In Portugal, the aging population phenomena has brought up socioeconomic concerns such as the need for more resources for providing health care and social support for dependent elderly. The objective of this research is to characterize the disability profile of the Portuguese elderly, and to make a prospective analysis of the impact of long term care on public expenditures. Data was obtained from the National Health Surveys carried out between 1987 and 2005. Descriptive analysis shows a predominance of females, low levels of literacy, self-perceived health status concentrated on “reasonable” and “bad”, and a higher prevalence of severe disabilities such as being confined to bed and dependent on feeding. A regression model applied to the 2005 health survey data reveals that age, sex, education, income, some chronic illnesses, and self-perception of health status are the variables that best explain the final disability score. Profiles emerging from further analysis support the development of prospective scenarios to project the economic impact of the use of long term care on public expenditures for the period 2010 to 2060. According to the population projections until 2060, public expenditure with formal care could increase 76% if health conditions remain similar to those of the 2005 health survey. If a scenario of expansion of morbidity is to be observed, public expenditure could increase 198%. In a scenario of compression of morbidity, public expenditure may decline 43%, and if levels of disability were in line with the last survey but with less severity, public expenditure could grow 32%. Future generations will most likely have different characteristics from those observed in the 2005 health survey in terms of some variables that explain dependency. Scenarios where longevity goes along with better health seem to be more probable, allowing a better control of public spending.
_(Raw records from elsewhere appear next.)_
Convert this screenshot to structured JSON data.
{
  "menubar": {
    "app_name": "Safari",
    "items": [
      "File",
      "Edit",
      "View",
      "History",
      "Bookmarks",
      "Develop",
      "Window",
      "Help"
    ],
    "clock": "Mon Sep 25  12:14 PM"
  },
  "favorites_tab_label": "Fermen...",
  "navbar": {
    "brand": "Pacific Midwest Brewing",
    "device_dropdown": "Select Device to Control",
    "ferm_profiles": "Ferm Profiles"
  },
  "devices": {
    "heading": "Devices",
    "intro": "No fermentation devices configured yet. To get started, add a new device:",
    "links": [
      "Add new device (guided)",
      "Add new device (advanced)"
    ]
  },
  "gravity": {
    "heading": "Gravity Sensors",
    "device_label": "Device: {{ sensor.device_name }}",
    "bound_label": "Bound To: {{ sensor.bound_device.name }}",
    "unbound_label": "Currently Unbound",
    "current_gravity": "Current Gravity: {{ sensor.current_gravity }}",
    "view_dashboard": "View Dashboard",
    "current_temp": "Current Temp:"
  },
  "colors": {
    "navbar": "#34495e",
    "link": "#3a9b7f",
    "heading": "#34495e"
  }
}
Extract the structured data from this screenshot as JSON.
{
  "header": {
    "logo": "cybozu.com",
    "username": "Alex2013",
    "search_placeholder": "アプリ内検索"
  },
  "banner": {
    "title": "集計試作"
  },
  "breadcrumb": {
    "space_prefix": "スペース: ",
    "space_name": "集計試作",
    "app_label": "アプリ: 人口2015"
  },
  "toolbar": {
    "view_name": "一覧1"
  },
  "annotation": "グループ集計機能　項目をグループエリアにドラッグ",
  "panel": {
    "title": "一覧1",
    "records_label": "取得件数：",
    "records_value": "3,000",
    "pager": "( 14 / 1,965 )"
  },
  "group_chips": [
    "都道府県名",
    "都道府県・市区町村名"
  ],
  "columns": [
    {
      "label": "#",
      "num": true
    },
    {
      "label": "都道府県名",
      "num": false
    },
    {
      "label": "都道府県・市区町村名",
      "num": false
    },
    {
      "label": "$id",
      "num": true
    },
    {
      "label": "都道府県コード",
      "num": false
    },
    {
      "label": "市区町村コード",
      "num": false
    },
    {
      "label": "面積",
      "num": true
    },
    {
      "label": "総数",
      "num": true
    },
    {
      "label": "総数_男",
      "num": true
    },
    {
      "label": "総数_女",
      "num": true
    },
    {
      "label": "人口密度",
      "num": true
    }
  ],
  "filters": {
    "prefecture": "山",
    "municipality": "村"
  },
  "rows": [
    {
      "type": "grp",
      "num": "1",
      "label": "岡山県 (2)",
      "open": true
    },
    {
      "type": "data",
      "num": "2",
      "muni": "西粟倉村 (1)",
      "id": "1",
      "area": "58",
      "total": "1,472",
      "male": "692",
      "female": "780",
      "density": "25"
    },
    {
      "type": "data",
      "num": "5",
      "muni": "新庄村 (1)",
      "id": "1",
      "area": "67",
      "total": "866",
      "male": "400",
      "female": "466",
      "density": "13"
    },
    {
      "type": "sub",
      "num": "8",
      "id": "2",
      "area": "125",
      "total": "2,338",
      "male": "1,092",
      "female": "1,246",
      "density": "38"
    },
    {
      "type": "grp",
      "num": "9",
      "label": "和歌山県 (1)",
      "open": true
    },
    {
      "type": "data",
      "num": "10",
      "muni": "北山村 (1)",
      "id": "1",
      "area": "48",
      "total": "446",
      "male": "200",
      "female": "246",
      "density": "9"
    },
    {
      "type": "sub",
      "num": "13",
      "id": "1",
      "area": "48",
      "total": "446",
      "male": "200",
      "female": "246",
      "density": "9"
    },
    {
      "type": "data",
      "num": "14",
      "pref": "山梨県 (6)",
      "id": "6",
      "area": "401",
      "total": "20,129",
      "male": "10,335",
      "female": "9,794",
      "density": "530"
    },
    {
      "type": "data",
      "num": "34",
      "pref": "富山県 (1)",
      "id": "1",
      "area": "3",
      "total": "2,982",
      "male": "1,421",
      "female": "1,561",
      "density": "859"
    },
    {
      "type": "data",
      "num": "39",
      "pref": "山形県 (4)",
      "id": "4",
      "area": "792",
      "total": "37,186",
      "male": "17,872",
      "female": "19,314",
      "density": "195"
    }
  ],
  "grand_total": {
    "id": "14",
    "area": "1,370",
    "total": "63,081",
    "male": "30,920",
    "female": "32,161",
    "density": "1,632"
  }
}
|Keywords:||Aging, Disability, Long Term Care, Public Expenditure|
Professor, Speech Therapy Department, Escola Superior de Saúde de Alcoitão, Instituto Universitário de Lisboa, Cascais, Portugal
Instituto Universitário de Lisboa, Lisboa, Portugal